A US drone strike in August smote Pakistan's chief enemy, former TTP chief Baitullah Mehsud. The arrest of Baradar appears to be reciprocal -- a sort of reward to the US for its help in killing Mr. Mehsud.
"There is more intelligence sharing now than at any point in time in the last seven or eight years," says Rifaat Hussain, chairman of the department of defense and strategic studies at the Quaid-i-Azam University in Islamabad. "After Baitullah Mehsud's killing it became quite clear that the Americans were willing to hit the TTP targets. Now the expectation was that the Afghan Taliban would be next."
A Taliban spokesman, speaking to the Associated Press, denied Baradar had been captured, saying this was American propaganda to demoralize Taliban fighters in Marjah, Afghanistan. Over the weekend, the US and its Afghan allies launched their largest joint operation since 2001 against the Taliban stronghold.
Does it matter?

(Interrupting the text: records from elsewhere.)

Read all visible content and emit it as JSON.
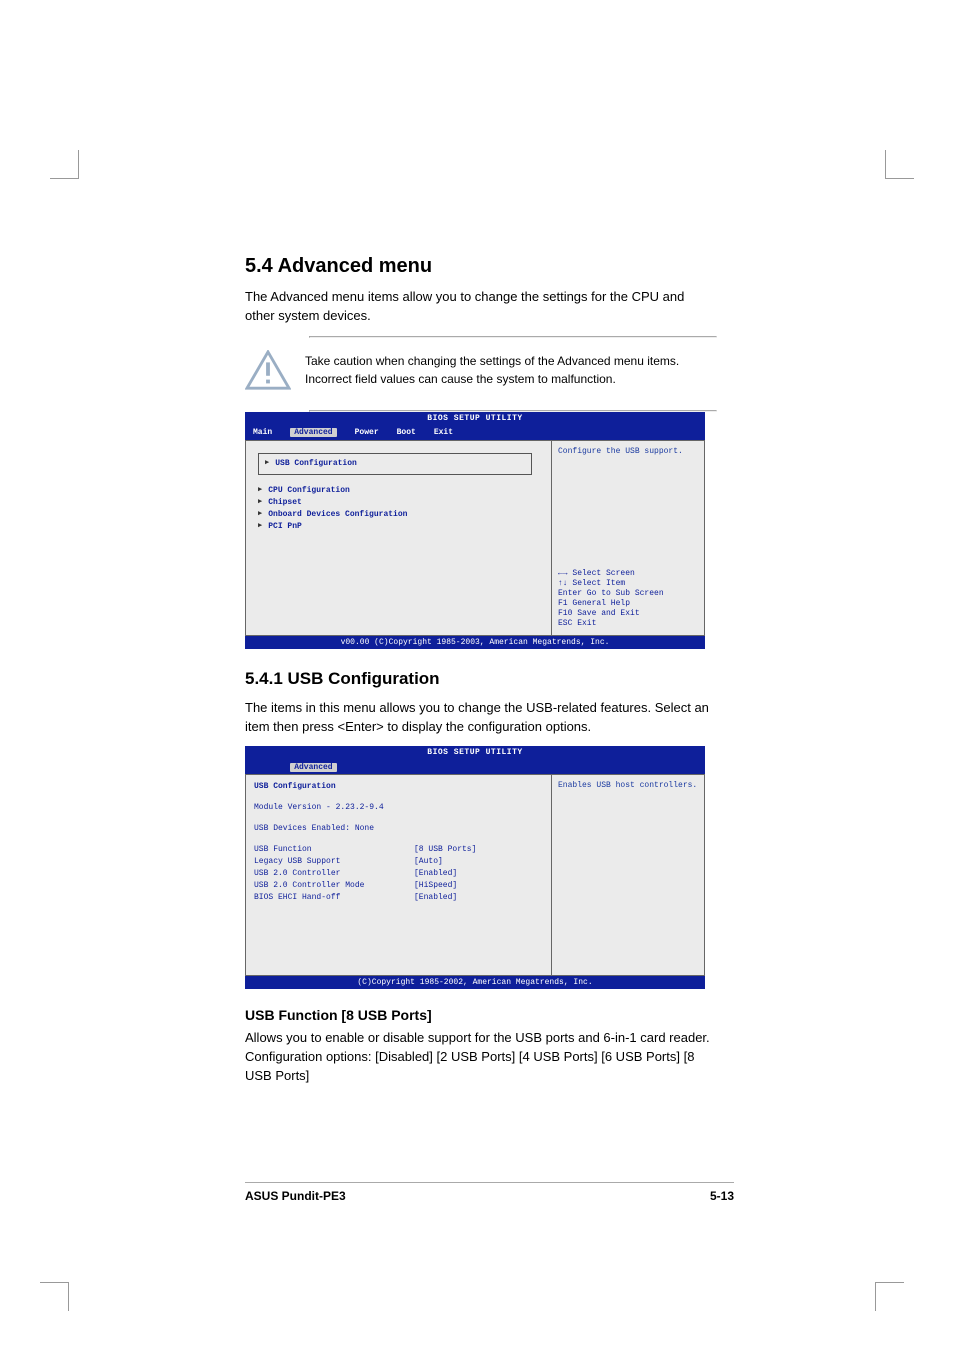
{
  "headings": {
    "h54": "5.4    Advanced menu",
    "h541": "5.4.1   USB Configuration",
    "usb_func_hdr": "USB Function [8 USB Ports]"
  },
  "paras": {
    "adv_intro": "The Advanced menu items allow you to change the settings for the CPU and other system devices.",
    "caution": "Take caution when changing the settings of the Advanced menu items. Incorrect field values can cause the system to malfunction.",
    "usb_intro1": "The items in this menu allows you to change the USB-related features. Select an item then press <Enter> to display the configuration options.",
    "usb_func_body": "Allows you to enable or disable support for the USB ports and 6-in-1 card reader. Configuration options: [Disabled] [2 USB Ports] [4 USB Ports] [6 USB Ports] [8 USB Ports]"
  },
  "bios1": {
    "title": "BIOS SETUP UTILITY",
    "tabs": {
      "main": "Main",
      "advanced": "Advanced",
      "power": "Power",
      "boot": "Boot",
      "exit": "Exit"
    },
    "items": {
      "usb": "USB Configuration",
      "cpu": "CPU Configuration",
      "chipset": "Chipset",
      "onboard": "Onboard Devices Configuration",
      "pci": "PCI PnP"
    },
    "help": "Configure the USB support.",
    "keys": {
      "lr": "←→   Select Screen",
      "ud": "↑↓   Select Item",
      "enter": "Enter Go to Sub Screen",
      "f1": "F1   General Help",
      "f10": "F10  Save and Exit",
      "esc": "ESC  Exit"
    },
    "footer": "v00.00 (C)Copyright 1985-2003, American Megatrends, Inc."
  },
  "bios2": {
    "title": "BIOS SETUP UTILITY",
    "tab": "Advanced",
    "heading": "USB Configuration",
    "module": "Module Version - 2.23.2-9.4",
    "devices": "USB Devices Enabled: None",
    "rows": [
      {
        "k": "USB Function",
        "v": "[8 USB Ports]"
      },
      {
        "k": "Legacy USB Support",
        "v": "[Auto]"
      },
      {
        "k": "USB 2.0 Controller",
        "v": "[Enabled]"
      },
      {
        "k": "USB 2.0 Controller Mode",
        "v": "[HiSpeed]"
      },
      {
        "k": "BIOS EHCI Hand-off",
        "v": "[Enabled]"
      }
    ],
    "help": "Enables USB host controllers.",
    "footer": "(C)Copyright 1985-2002, American Megatrends, Inc."
  },
  "pagefoot": {
    "left": "ASUS Pundit-PE3",
    "right": "5-13"
  }
}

Analysts expressed some doubts that this will have a major impact on the Afghan battlefields. Such skepticism arises from the parade of Al Qaeda No. 2's and TTP chiefs who have been killed or captured over the years in Pakistan -- only to see them quickly replaced and the organizations spring back.